Taking a closer look, the ‘Bows lost four conference games by one score in 2022, two of which were at home. It’s a little bit of coach-speak, but in those games, the little things matter way more than the name suggests. In three of those games, Hawai’i did not force a defensive turnover and lost the turnover battle. 

While the ‘Bows did not win the turnover battle Saturday night, they did force the first two turnovers of the season for a UAlbany squad that has been particularly good at taking care of the ball for the past two years.

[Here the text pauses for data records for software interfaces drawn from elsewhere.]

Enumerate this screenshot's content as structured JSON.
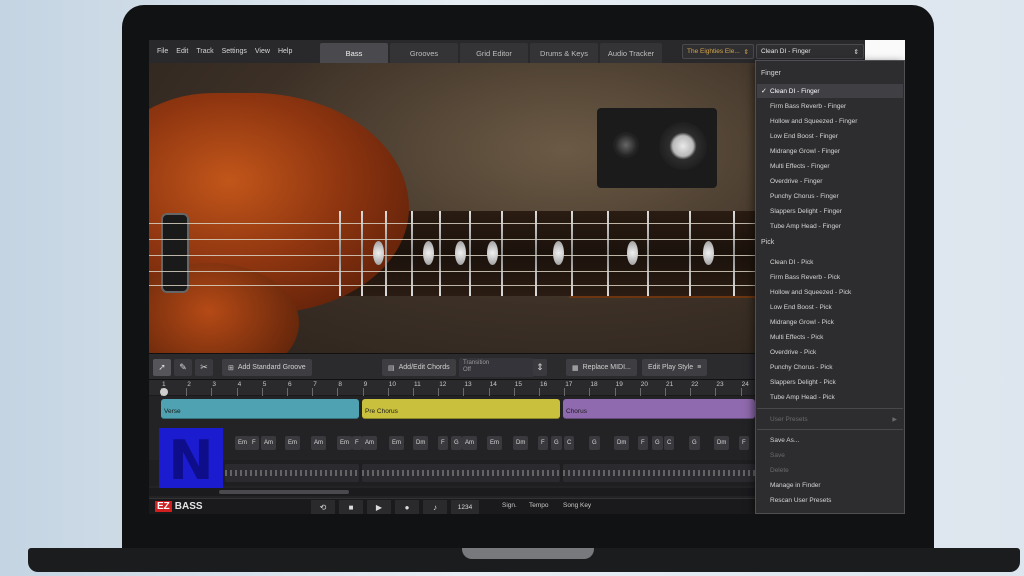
{
  "menus": [
    "File",
    "Edit",
    "Track",
    "Settings",
    "View",
    "Help"
  ],
  "tabs": [
    {
      "label": "Bass",
      "active": true
    },
    {
      "label": "Grooves",
      "active": false
    },
    {
      "label": "Grid Editor",
      "active": false
    },
    {
      "label": "Drums & Keys",
      "active": false
    },
    {
      "label": "Audio Tracker",
      "active": false
    }
  ],
  "preset_select_a": "The Eighties Ele...",
  "preset_select_b": "Clean DI - Finger",
  "toolbar": {
    "add_groove": "Add Standard Groove",
    "add_chords": "Add/Edit Chords",
    "transition_label": "Transition",
    "transition_value": "Off",
    "replace_midi": "Replace MIDI...",
    "edit_play_style": "Edit Play Style"
  },
  "ruler_ticks": [
    "1",
    "2",
    "3",
    "4",
    "5",
    "6",
    "7",
    "8",
    "9",
    "10",
    "11",
    "12",
    "13",
    "14",
    "15",
    "16",
    "17",
    "18",
    "19",
    "20",
    "21",
    "22",
    "23",
    "24"
  ],
  "sections": [
    {
      "label": "Verse",
      "cls": "sec-verse"
    },
    {
      "label": "Pre Chorus",
      "cls": "sec-pre"
    },
    {
      "label": "Chorus",
      "cls": "sec-chorus"
    }
  ],
  "chords": [
    "Em",
    "F",
    "Am",
    "Em",
    "Am",
    "Em",
    "F",
    "Am",
    "Em",
    "Dm",
    "F",
    "G",
    "Am",
    "Em",
    "Dm",
    "F",
    "G",
    "C",
    "G",
    "Dm",
    "F",
    "G",
    "C",
    "G",
    "Dm",
    "F"
  ],
  "transport": {
    "logo_ez": "EZ",
    "logo_text": "BASS",
    "sign": "Sign.",
    "tempo": "Tempo",
    "song_key": "Song Key",
    "count": "1234"
  },
  "dropdown": {
    "finger_header": "Finger",
    "finger_items": [
      "Clean DI - Finger",
      "Firm Bass Reverb - Finger",
      "Hollow and Squeezed - Finger",
      "Low End Boost - Finger",
      "Midrange Growl - Finger",
      "Multi Effects - Finger",
      "Overdrive - Finger",
      "Punchy Chorus - Finger",
      "Slappers Delight - Finger",
      "Tube Amp Head - Finger"
    ],
    "pick_header": "Pick",
    "pick_items": [
      "Clean DI - Pick",
      "Firm Bass Reverb - Pick",
      "Hollow and Squeezed - Pick",
      "Low End Boost - Pick",
      "Midrange Growl - Pick",
      "Multi Effects - Pick",
      "Overdrive - Pick",
      "Punchy Chorus - Pick",
      "Slappers Delight - Pick",
      "Tube Amp Head - Pick"
    ],
    "user_presets": "User Presets",
    "save_as": "Save As...",
    "save": "Save",
    "delete": "Delete",
    "manage": "Manage in Finder",
    "rescan": "Rescan User Presets"
  },
  "logo_letter": "N"
}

Palmer’s INT of Great Danes’ QB Reese Poffenbarger was just the fifth total interception the 2023 Walter Payton Award preseason watchlist member’s UAlbany career. 

Hawai’i also lost the total offense battle in three of those four one-score losses from ‘22, even twice finishing with less rushing yards than their opponents despite a strong offensive line and a running identity. This season, back in the Run-N-Shoot that Hawai’i is known for, they have fared far better offensively and finally out-rushed their opponents in their Week 2 victory. 

It seems like small things, but winning the rushing game and overall offensive attack while being aided by some defensive turnovers quickly add up to victories. Pulling out a game that was tied at halftime is a tough feat, no matter the opponent. Next up, they need to clean up the penalties and turnovers, especially against a nationally-ranked opponent hosting them next week. 

It’s why they play the games instead of simulating through paper and names, though. When competitors get on the field, it is about the little things. Those who learn to win those areas learn to win games. Saturday was the ‘Bows first step in showing they can do that.